=== Data excerpts ===

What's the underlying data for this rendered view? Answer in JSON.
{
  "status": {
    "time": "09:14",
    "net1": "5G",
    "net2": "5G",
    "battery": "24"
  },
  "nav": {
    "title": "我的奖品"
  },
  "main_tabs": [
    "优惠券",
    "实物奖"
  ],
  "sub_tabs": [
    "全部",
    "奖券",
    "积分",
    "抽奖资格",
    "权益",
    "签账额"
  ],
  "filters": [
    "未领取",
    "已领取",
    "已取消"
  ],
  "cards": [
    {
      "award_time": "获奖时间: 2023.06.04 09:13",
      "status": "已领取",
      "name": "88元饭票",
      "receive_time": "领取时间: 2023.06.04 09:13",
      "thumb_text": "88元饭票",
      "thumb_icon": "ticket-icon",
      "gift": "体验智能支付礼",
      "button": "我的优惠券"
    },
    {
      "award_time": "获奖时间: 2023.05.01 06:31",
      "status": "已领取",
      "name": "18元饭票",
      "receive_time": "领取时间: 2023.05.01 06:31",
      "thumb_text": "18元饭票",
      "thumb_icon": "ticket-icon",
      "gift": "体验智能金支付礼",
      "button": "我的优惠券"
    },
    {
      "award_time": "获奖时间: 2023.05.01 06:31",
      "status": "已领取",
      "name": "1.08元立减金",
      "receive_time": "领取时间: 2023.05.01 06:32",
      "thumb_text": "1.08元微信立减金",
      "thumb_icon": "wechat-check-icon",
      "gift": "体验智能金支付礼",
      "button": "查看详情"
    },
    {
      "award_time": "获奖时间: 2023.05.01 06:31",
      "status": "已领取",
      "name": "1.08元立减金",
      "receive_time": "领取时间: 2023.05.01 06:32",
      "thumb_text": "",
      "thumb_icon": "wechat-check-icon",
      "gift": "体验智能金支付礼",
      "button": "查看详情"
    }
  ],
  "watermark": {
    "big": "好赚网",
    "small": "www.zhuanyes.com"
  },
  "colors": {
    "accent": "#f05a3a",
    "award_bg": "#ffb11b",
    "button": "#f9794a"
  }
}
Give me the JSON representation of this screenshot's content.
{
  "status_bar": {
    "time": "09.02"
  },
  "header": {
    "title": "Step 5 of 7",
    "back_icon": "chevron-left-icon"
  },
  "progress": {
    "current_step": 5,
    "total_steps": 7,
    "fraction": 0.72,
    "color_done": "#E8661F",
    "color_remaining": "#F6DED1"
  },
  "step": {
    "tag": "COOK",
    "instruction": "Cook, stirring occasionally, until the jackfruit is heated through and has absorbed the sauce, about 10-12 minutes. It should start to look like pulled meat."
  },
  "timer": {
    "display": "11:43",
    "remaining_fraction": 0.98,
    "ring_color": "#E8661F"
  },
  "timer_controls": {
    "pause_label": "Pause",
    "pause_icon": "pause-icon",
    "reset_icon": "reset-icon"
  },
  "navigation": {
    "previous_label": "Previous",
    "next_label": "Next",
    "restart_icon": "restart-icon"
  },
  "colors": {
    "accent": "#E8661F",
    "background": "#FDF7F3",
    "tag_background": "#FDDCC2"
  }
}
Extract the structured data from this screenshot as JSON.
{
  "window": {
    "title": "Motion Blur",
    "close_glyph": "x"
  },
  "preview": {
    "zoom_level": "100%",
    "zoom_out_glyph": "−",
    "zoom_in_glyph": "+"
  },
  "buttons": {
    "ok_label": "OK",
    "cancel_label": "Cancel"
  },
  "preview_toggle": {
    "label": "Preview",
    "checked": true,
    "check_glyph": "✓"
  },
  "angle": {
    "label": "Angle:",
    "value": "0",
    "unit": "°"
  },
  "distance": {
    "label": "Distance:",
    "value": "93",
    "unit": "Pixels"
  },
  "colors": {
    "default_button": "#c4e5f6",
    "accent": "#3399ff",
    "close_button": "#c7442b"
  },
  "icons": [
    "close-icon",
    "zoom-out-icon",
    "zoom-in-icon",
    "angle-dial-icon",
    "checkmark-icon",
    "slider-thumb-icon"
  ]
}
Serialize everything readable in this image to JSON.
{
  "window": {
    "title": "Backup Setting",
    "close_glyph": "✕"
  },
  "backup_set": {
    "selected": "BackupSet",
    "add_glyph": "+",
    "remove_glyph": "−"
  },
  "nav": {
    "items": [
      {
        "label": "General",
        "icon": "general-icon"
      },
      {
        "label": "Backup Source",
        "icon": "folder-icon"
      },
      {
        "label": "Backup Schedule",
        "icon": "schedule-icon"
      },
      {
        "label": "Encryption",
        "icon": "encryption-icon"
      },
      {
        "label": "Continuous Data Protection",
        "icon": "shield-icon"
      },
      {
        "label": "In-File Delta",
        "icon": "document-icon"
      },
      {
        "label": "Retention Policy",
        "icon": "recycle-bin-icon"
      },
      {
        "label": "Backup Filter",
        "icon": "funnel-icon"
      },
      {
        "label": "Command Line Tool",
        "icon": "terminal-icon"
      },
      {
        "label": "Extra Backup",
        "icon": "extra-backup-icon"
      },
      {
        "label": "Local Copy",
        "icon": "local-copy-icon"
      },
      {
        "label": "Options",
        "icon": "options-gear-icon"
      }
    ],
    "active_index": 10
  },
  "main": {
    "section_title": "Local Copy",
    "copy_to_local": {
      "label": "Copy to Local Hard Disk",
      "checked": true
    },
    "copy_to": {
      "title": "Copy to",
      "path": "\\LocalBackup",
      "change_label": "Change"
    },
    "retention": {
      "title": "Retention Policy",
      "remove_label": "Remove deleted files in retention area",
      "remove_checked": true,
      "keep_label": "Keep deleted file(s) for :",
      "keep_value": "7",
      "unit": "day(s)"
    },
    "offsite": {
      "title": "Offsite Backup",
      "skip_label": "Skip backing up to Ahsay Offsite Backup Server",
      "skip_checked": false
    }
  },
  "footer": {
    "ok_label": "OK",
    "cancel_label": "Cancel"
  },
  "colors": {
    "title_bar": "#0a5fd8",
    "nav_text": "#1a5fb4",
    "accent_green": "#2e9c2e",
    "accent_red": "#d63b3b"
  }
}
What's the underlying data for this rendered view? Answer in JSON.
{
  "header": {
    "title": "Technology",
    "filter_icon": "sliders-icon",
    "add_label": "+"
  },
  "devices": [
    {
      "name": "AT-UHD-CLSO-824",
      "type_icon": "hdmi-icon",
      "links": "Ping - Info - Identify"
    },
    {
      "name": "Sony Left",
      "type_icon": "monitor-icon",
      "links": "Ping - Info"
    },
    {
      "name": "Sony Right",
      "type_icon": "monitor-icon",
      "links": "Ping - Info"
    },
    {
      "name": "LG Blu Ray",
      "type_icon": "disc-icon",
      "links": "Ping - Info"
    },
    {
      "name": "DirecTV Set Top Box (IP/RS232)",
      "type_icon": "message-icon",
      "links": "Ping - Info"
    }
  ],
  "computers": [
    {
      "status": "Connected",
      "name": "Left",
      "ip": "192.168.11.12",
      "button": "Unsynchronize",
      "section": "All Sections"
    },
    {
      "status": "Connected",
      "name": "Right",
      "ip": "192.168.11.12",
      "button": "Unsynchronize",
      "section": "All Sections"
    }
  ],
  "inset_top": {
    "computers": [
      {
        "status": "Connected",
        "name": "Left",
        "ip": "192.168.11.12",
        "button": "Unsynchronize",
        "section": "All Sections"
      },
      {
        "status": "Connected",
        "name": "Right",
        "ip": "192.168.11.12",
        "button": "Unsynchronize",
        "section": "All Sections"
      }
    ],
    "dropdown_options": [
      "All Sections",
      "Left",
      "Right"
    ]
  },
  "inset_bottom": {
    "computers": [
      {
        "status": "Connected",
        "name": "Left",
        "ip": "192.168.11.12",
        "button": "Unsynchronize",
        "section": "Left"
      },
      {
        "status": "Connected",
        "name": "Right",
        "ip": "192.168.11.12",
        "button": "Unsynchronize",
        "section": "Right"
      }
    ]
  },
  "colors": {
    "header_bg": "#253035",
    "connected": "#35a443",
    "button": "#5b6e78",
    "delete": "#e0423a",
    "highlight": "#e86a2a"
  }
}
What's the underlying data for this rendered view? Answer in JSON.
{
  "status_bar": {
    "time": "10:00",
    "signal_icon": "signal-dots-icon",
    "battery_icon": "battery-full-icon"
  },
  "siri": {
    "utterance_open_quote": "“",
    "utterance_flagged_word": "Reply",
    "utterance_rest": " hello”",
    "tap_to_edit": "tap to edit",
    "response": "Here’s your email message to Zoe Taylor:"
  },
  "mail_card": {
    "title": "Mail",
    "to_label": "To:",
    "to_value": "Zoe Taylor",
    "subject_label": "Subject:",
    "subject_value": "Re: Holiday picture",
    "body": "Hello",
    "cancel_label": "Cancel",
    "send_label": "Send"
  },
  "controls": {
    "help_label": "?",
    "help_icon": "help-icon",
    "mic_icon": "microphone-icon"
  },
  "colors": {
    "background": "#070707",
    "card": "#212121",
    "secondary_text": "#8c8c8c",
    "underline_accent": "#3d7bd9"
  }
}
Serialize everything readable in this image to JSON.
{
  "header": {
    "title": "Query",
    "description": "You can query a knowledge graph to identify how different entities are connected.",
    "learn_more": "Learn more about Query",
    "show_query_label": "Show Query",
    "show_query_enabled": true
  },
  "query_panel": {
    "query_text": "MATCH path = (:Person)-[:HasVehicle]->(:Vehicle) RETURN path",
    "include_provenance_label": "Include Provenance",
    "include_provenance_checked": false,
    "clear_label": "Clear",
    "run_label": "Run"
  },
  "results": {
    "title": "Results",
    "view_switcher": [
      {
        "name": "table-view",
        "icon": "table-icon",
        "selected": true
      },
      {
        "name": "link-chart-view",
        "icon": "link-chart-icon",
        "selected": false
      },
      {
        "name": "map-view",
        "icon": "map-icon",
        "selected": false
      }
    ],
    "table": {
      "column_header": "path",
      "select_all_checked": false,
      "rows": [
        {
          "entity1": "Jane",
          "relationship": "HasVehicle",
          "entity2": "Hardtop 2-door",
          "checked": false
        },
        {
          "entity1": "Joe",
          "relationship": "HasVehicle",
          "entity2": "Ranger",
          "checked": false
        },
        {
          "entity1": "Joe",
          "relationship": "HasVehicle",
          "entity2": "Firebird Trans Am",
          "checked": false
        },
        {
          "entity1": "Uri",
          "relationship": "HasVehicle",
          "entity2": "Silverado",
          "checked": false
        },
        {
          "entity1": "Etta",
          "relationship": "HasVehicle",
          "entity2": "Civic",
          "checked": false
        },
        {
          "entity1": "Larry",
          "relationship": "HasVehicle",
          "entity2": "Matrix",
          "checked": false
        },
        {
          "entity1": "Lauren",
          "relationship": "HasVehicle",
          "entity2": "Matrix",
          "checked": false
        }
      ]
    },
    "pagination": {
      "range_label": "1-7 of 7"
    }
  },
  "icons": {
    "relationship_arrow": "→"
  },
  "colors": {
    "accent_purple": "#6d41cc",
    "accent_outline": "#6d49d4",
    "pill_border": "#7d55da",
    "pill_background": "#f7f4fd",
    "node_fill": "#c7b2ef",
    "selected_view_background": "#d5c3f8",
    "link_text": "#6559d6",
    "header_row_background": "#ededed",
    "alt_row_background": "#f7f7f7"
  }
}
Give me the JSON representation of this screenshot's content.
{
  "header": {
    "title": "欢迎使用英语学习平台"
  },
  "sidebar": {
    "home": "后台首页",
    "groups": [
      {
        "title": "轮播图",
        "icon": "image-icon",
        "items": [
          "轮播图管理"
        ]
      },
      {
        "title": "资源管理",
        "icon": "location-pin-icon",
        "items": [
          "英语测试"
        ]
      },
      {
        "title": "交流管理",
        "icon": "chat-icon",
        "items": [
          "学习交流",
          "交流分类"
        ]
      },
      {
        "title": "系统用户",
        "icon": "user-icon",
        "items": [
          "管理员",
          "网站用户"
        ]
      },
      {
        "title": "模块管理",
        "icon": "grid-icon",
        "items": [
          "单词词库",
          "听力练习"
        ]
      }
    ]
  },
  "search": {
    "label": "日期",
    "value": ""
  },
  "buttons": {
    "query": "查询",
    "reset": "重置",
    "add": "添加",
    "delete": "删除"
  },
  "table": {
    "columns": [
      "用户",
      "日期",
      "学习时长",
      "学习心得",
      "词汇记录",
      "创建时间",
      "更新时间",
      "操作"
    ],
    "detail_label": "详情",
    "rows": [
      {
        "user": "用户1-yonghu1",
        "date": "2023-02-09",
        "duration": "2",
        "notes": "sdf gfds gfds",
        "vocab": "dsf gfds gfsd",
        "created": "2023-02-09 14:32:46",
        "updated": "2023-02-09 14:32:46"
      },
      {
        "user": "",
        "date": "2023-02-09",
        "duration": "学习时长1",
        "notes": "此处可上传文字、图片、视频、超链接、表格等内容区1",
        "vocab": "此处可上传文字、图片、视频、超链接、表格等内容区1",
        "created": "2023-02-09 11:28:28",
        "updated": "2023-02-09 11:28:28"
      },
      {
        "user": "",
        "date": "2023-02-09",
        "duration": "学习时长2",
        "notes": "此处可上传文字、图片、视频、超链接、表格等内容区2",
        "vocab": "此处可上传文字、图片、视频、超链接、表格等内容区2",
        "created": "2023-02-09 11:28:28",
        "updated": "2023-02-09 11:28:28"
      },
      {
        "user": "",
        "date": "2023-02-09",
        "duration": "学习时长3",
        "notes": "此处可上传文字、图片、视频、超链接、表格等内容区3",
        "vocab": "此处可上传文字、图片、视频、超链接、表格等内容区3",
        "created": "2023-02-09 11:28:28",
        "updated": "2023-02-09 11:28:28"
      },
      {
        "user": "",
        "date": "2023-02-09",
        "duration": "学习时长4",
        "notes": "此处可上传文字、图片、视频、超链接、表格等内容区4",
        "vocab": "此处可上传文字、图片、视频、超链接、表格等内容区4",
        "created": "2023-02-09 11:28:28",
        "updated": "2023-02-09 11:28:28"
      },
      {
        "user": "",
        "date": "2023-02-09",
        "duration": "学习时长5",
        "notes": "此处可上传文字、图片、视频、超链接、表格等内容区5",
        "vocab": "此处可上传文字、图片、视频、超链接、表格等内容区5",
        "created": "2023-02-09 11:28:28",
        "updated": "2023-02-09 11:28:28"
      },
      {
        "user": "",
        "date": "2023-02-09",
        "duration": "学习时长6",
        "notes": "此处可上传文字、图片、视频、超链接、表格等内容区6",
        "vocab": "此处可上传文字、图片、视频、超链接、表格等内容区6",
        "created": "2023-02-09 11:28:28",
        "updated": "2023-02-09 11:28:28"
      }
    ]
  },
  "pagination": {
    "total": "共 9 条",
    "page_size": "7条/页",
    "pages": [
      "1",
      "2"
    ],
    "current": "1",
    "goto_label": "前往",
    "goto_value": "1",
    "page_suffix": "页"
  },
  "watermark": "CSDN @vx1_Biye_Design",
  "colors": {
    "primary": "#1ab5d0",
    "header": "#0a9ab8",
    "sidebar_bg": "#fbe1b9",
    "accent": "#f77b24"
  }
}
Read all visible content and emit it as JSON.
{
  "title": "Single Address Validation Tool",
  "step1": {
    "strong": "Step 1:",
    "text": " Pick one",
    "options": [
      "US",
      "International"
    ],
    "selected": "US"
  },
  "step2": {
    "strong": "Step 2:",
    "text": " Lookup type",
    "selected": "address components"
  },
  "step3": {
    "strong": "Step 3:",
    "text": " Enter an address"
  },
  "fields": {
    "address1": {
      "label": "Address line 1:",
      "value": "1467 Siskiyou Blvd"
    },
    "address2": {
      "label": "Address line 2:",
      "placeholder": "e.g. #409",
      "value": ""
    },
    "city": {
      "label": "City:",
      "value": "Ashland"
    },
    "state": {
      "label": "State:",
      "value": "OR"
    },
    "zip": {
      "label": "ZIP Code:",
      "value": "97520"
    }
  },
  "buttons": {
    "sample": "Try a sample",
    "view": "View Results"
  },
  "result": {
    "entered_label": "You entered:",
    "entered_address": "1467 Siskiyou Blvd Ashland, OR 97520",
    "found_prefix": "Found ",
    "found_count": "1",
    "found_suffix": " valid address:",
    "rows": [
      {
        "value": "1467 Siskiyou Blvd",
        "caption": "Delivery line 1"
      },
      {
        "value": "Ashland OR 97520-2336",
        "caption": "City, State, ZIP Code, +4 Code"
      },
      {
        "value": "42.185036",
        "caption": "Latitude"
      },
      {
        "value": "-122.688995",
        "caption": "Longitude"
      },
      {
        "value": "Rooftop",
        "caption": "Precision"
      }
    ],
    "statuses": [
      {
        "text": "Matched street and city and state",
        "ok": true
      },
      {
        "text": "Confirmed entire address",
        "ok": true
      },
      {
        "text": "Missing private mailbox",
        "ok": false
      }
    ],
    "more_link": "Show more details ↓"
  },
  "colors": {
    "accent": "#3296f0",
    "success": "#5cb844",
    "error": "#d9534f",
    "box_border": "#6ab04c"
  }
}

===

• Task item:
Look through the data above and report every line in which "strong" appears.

• Expected output:
    "strong": "Step 1:",
    "strong": "Step 2:",
    "strong": "Step 3:",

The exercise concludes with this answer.